WASHINGTON, Feb. 3, 2011 /PRNewswire-USNewswire/ -- Taking on areas of healthcare that together account for billions of dollars in wasteful spending, the National Priorities Partnership (NPP) released sets of specific actions to reduce healthcare costs by addressing preventable hospital readmissions, reducing emergency department overuse, and preventing medication errors.
NPP has issued a challenge for all stakeholders to take steps necessary to address these issues. "These actions can be put into practice in every state and community across the country," said Bernard Rosof, chair of the Physician Consortium for Performance Improvement convened by the American Medical Association, and NPP co-chair. "The evidence is clear, the solutions practical, and the suggested actions can make a difference."
For each topic, NPP worked with NEHI, a nonprofit, health policy institute, to document the cost in terms of dollars and how steps to reduce costs may also have a positive impact on patient safety and better quality care.
The first topic, addressing preventable hospital readmissions, offers an opportunity to address an annual $25 billion in wasteful healthcare spending. Driven largely by poor discharge procedures and inadequate follow-up care, nearly one in every five Medicare patients discharged from the hospital is readmitted within 30 days. The brief recommends improved procedures for admitting and discharging patients, delivering better follow-up care, and utilizing health information technology. There are a number of tested actions, including strengthening both hospital admission and discharge requirements, creating new readmission-based quality measures, and changing payment systems to fund technologies and innovative models of care.

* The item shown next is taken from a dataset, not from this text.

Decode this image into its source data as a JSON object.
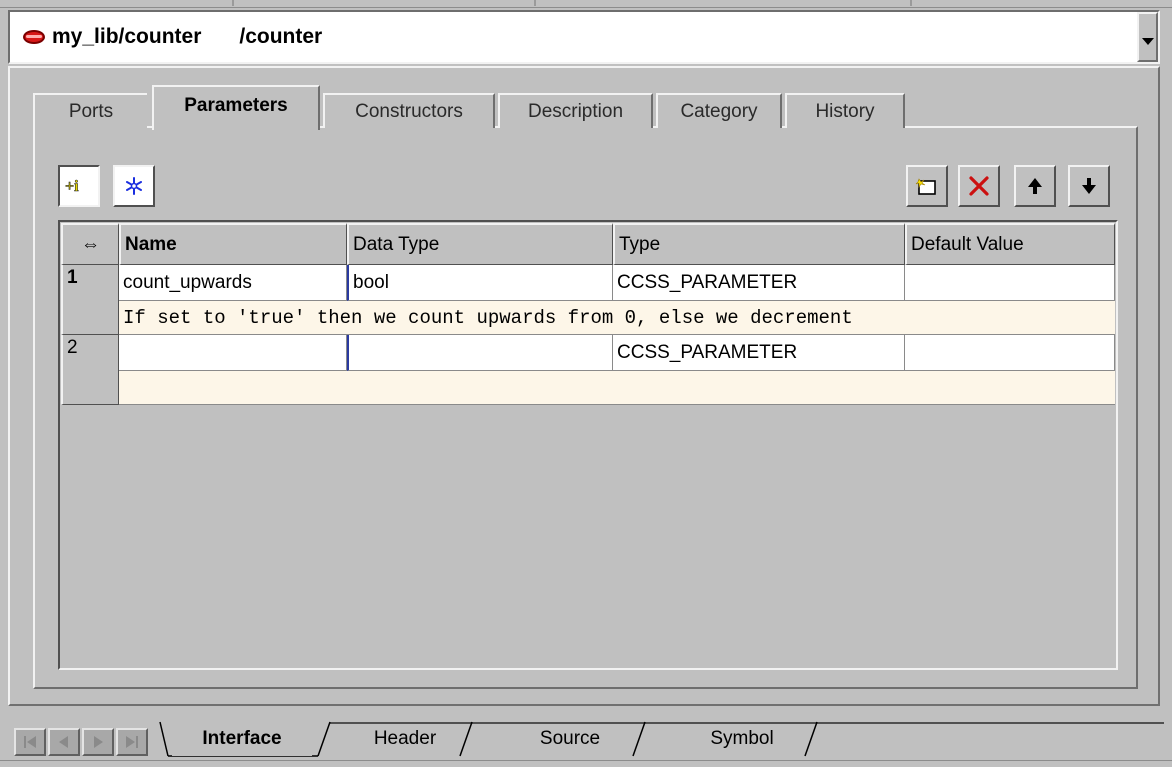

Another action brief addresses the overuse of emergency departments (ED), suggests ways to reduce an estimated $38 million a year in wasteful healthcare spending. Because an increasing number of people are using emergency departments for non-urgent care, it is estimated that more than half of those visits are for conditions that could have been treated in a primary care setting. The average cost of an ED visit is $580 more than the cost of an office healthcare visit, according to the Agency for Healthcare Research and Quality. Among the solutions highlighted in the brief is the establishment of nurse-operated telephone triage lines and alternative approaches to primary care, such as free-standing, hospital-based urgent care clinics and telehealth (or "virtual office visits").
"Preventing Medication Errors" provides a $21 billion opportunity to save on wasteful healthcare spending as well as prevent unnecessary deaths. In its report To Err is Human, the Institute of Medicine estimated 7,000 deaths in the United States each year are due to preventable medication errors. The brief outlines the use of care coordination strategies, interdisciplinary teamwork, and health information technologies to significantly increase safety and prevent medication errors. Action steps describe a multipronged approach, ranging from financial incentives to organizational and healthcare delivery improvements that address the root causes of these errors.
Helen Darling, president of the National Business Group on Health and NPP workgroup co-chair, noted the commitment to action goes two ways. "The Partners of NPP recognize that reducing cost is part of improving the health of individuals, communities, and the economy, so we are committed to supporting actions like these to improve healthcare value."
The National Priorities Partnership, convened by the National Quality Forum, is a multistakeholder group including organizations representing the interests of consumers, purchasers, healthcare providers and professionals, state-based associations, community collaborative and regional alliances, government agencies, health plans, accreditation and certification bodies, and supplier and industry groups. http://www.nationalprioritiespartnership.org
SOURCE National Priorities Partnership